Our day ends with an absolutely ‘hilarious’ video starring Pat Short as a hapless building worker (commissioned by the Construction Workers Health Trust). It’s a lumpen, patronising, ‘educational’ film about construction workers health – about not eating the Full Irish every day, cycling/walking to work, drinking less alcohol, taking regular exercise etc.. and it leaves me feeing even angrier than I was at ten this morning.
And then the test, 20 multiple choice questions…
What are the reasons for promoting safety?
a) It’s a good idea.
b) For humanitarian, economic, legal and social reasons.
c) To prevent prosecution
Is it an offence for an employee to…
a) be under the influence at work
b) be a safety representative
c) be safe
I score 18 out of 20 – I didn’t know how old you must be to attend a Safe Pass course (yes, that was a question) and some other pointless question. Unlike the first time four years ago, there was no feedback form.

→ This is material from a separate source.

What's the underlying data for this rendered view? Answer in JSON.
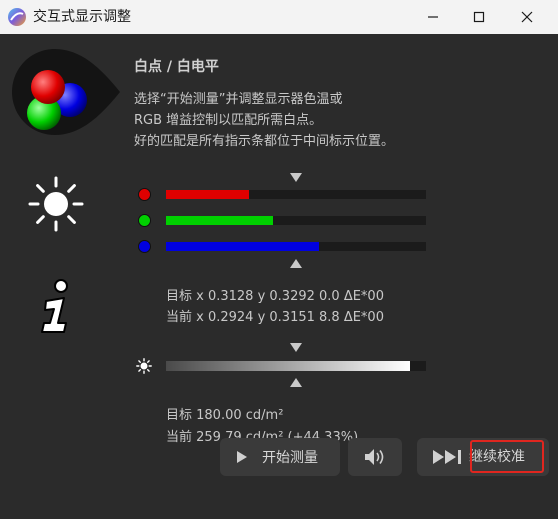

During 2005 113,000 Safe Pass cards were issued. 161,000 cards were issued in 2006. At €120.00 per person this amounts to the grand total of €13,560,000 in ’05 and €19,320,000 in ’06 – with an unknown percentage subsidised or paid for by FÁS.
It must be acknowledged that, overall, there has been a drop of 25% in the fatality rate in the construction sector over the past decade, but whether that can be put down to Safe Pass is doubtful. I’d posit that the reason is simply a younger workforce with a greater awareness of H & S and workers rights. Construction is still one of the most dangerous sectors. Since 2002, construction has consistently had the highest rate of injuries causing more than three days’ absence, although the rate of injury and fatalities has been gradually decreasing (3.9 fatalities per 100,000 workers in 2006, compared to 8.3 in 2005) and it’s clear from the HSE reports* that small service providers (mainly sub-contractors) are over-represented in the fatality figures. Large contractors tend to have much better established H & S procedures, management and training (however, the HSE do refer to one case ‘of a prominent building contractor, the judge was scathing in the comments made on the persistent abuse of safety procedures, yet the fines were derisory’).
Certainly Safe Pass has a role, as part of an overall awareness strategy, but it’s relevance to archaeologists is minimal – in fact, archaeologists are exempt from Safe Pass (unless an ‘objective assessment shows that employees having SP would help the employer [comply with the H & S legislation] then the employer should give strong consideration to having workers obtain SP). As it happens, mar dhea go, many of our clients insist on archaeologists having safe pass accreditation, so sitting through the day every four years is unavoidable.
*Summary of Injury, Illness and Fatality Statistics, 2005-2206, HSE